15 September 2010
Miranshah, Pakistan (AFP) - Two separate US missile strikes targeting Al-Qaeda-linked fighters in Pakistan's northwest tribal belt on Wednesday killed 17 militants, local security officials said.
A pre-dawn attack was directed at the Haqqani network, officials said, a Pakistan-based group with links to both Al-Qaeda and the Taliban and one of the toughest foes for foreign forces in the war in neighbouring Afghanistan.
This month alone, a surge in US missile strikes has now killed 85 militants in the lawless tribal belt on the Afghan border, an area Washington has branded a global headquarters of Al-Qaeda and the most dangerous spot on Earth.
With Pakistan struggling to cope with devastating floods that have hit 21 million people in the country's worst humanitarian disaster, Islamist militant violence has picked up in recent weeks with a wave of major bombings.
The Taliban last week threatened Pakistani security forces with more suicide attacks to avenge the US missile strikes, which have become a key tactic in the US-led war to reverse the insurgency in Afghanistan.
"Several US drones fired eight missiles at two militant compounds early this morning, killing at least 12 militants," a senior security official told AFP of the first attack.
"The missile strike targeted militants of the Haqqani network."
The barrage hit the village of Dargah Mandi on the outskirts of Miranshah, the main town in North Waziristan tribal district, where US missiles also killed 15 militants in two separate attacks Tuesday.
Created by Afghan warlord Jalaluddin Haqqani and run by his son Sirajuddin, the Haqqani network is linked to both Al-Qaeda and the Taliban and has become a particularly prickly thorn in the side of US-led forces trying to bring security to eastern Afghanistan.
Residents said the targeted houses had been rented out to militants by a local tribesman and were destroyed in the attacks, which caused panic in the village.
"As the US drones came over the village people started shouting and running here and there shouting 'run, drones have come,'" one local tribesman told AFP, requesting anonymity for fear militants might harm him.
The intelligence official put the number of missiles fired at 10, saying several drones came from all directions, while another said three militants were also wounded in the strike.
The second attack later Wednesday targeted a militant compound in Payekhel village of Datta Khel district of North Waziristan, killing five rebels and wounding three others, local security officials said.
On Tuesday, 11 militants were killed in an attack by the unmanned bombers on the village of Bushnarai in Shawal district, a known stronghold of Taliban warlord Hafiz Gul Bahadur that is populated by Arab fighters.

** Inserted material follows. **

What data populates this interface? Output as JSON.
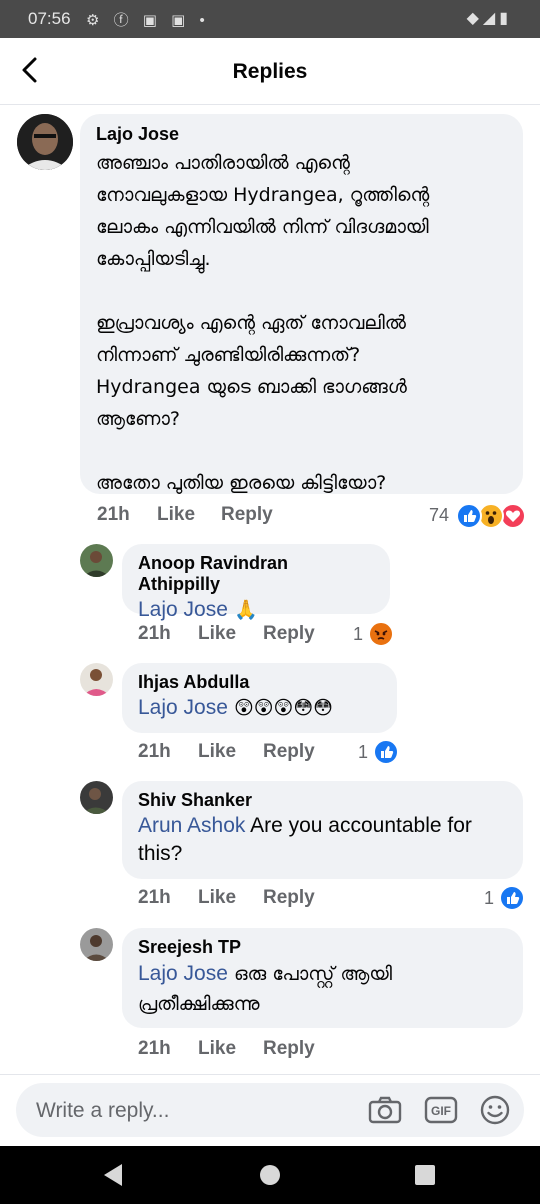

Another four were killed in Qutabkhel village south of Miranshah when US drones fired missiles on militant vehicles, officials said.
US forces have been waging a drone war against Taliban and Al-Qaeda-linked commanders in the northwest, where militants have carved out havens in mountains outside direct government control.
Officials in Washington say the drone strikes are a vital tool needed to protect foreign troops in Afghanistan and have killed a number of high-value targets including Pakistani Taliban chief Baitullah Mehsud.
Although the US military does not as a rule confirm the attacks, its armed forces and the Central Intelligence Agency operating in Afghanistan are the only forces that deploy pilotless drones in the region.
Under US pressure to crack down on Islamist havens on the border, Pakistan has in the past year also stepped up military operations against largely homegrown militants in the area.
An Islamist militant bombing campaign has killed more than 3,700 people and fanned instability across nuclear-armed Pakistan since July 2007, with a spike in attacks this month against security forces and Shiite worshippers.
Over 1,100 people have been killed in 130 drone strikes in
Pakistan since August 2008, including a number of senior militants.
However, the attacks often serve to fuel anti-American sentiment in
the conservative Muslim country.